╭─ RECORDS FOR THE TASK
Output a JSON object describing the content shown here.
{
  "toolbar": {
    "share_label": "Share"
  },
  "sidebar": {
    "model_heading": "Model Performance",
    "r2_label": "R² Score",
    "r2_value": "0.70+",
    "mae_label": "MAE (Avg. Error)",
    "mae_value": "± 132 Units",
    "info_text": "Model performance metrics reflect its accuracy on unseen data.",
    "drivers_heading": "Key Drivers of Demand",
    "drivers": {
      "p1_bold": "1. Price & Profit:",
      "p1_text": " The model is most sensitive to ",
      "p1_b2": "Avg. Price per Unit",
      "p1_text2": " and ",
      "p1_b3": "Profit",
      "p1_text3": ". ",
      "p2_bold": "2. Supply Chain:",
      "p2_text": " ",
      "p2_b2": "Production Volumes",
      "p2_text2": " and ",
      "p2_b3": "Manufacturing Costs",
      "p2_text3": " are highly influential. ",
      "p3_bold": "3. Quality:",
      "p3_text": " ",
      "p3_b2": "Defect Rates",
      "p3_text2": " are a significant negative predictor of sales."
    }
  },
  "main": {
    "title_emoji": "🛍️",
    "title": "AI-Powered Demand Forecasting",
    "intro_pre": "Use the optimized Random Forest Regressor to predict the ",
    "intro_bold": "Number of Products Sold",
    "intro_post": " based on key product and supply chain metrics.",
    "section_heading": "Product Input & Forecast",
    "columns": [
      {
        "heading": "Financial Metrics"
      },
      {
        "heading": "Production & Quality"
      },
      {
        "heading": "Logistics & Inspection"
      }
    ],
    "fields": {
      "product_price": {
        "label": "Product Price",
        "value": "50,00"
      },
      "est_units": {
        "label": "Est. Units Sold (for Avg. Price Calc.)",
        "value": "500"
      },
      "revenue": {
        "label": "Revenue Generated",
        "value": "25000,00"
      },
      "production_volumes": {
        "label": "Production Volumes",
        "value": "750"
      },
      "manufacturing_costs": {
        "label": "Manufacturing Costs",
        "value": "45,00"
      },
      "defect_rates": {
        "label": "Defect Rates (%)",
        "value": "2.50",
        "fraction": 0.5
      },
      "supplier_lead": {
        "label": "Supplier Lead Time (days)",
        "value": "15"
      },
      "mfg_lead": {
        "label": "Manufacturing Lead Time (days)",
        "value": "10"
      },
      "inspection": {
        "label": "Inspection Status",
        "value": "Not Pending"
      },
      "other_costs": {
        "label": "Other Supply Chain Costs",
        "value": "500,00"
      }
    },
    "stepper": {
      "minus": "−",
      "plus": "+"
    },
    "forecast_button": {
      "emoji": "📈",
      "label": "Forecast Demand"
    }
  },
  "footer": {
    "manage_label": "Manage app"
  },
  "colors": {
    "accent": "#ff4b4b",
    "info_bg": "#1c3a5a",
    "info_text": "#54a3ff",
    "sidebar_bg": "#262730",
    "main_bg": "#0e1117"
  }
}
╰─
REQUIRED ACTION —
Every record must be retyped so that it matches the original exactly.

ANSWER AREA —
Output a JSON object describing the content shown here.
{
  "toolbar": {
    "share_label": "Share"
  },
  "sidebar": {
    "model_heading": "Model Performance",
    "r2_label": "R² Score",
    "r2_value": "0.70+",
    "mae_label": "MAE (Avg. Error)",
    "mae_value": "± 132 Units",
    "info_text": "Model performance metrics reflect its accuracy on unseen data.",
    "drivers_heading": "Key Drivers of Demand",
    "drivers": {
      "p1_bold": "1. Price & Profit:",
      "p1_text": " The model is most sensitive to ",
      "p1_b2": "Avg. Price per Unit",
      "p1_text2": " and ",
      "p1_b3": "Profit",
      "p1_text3": ". ",
      "p2_bold": "2. Supply Chain:",
      "p2_text": " ",
      "p2_b2": "Production Volumes",
      "p2_text2": " and ",
      "p2_b3": "Manufacturing Costs",
      "p2_text3": " are highly influential. ",
      "p3_bold": "3. Quality:",
      "p3_text": " ",
      "p3_b2": "Defect Rates",
      "p3_text2": " are a significant negative predictor of sales."
    }
  },
  "main": {
    "title_emoji": "🛍️",
    "title": "AI-Powered Demand Forecasting",
    "intro_pre": "Use the optimized Random Forest Regressor to predict the ",
    "intro_bold": "Number of Products Sold",
    "intro_post": " based on key product and supply chain metrics.",
    "section_heading": "Product Input & Forecast",
    "columns": [
      {
        "heading": "Financial Metrics"
      },
      {
        "heading": "Production & Quality"
      },
      {
        "heading": "Logistics & Inspection"
      }
    ],
    "fields": {
      "product_price": {
        "label": "Product Price",
        "value": "50,00"
      },
      "est_units": {
        "label": "Est. Units Sold (for Avg. Price Calc.)",
        "value": "500"
      },
      "revenue": {
        "label": "Revenue Generated",
        "value": "25000,00"
      },
      "production_volumes": {
        "label": "Production Volumes",
        "value": "750"
      },
      "manufacturing_costs": {
        "label": "Manufacturing Costs",
        "value": "45,00"
      },
      "defect_rates": {
        "label": "Defect Rates (%)",
        "value": "2.50",
        "fraction": 0.5
      },
      "supplier_lead": {
        "label": "Supplier Lead Time (days)",
        "value": "15"
      },
      "mfg_lead": {
        "label": "Manufacturing Lead Time (days)",
        "value": "10"
      },
      "inspection": {
        "label": "Inspection Status",
        "value": "Not Pending"
      },
      "other_costs": {
        "label": "Other Supply Chain Costs",
        "value": "500,00"
      }
    },
    "stepper": {
      "minus": "−",
      "plus": "+"
    },
    "forecast_button": {
      "emoji": "📈",
      "label": "Forecast Demand"
    }
  },
  "footer": {
    "manage_label": "Manage app"
  },
  "colors": {
    "accent": "#ff4b4b",
    "info_bg": "#1c3a5a",
    "info_text": "#54a3ff",
    "sidebar_bg": "#262730",
    "main_bg": "#0e1117"
  }
}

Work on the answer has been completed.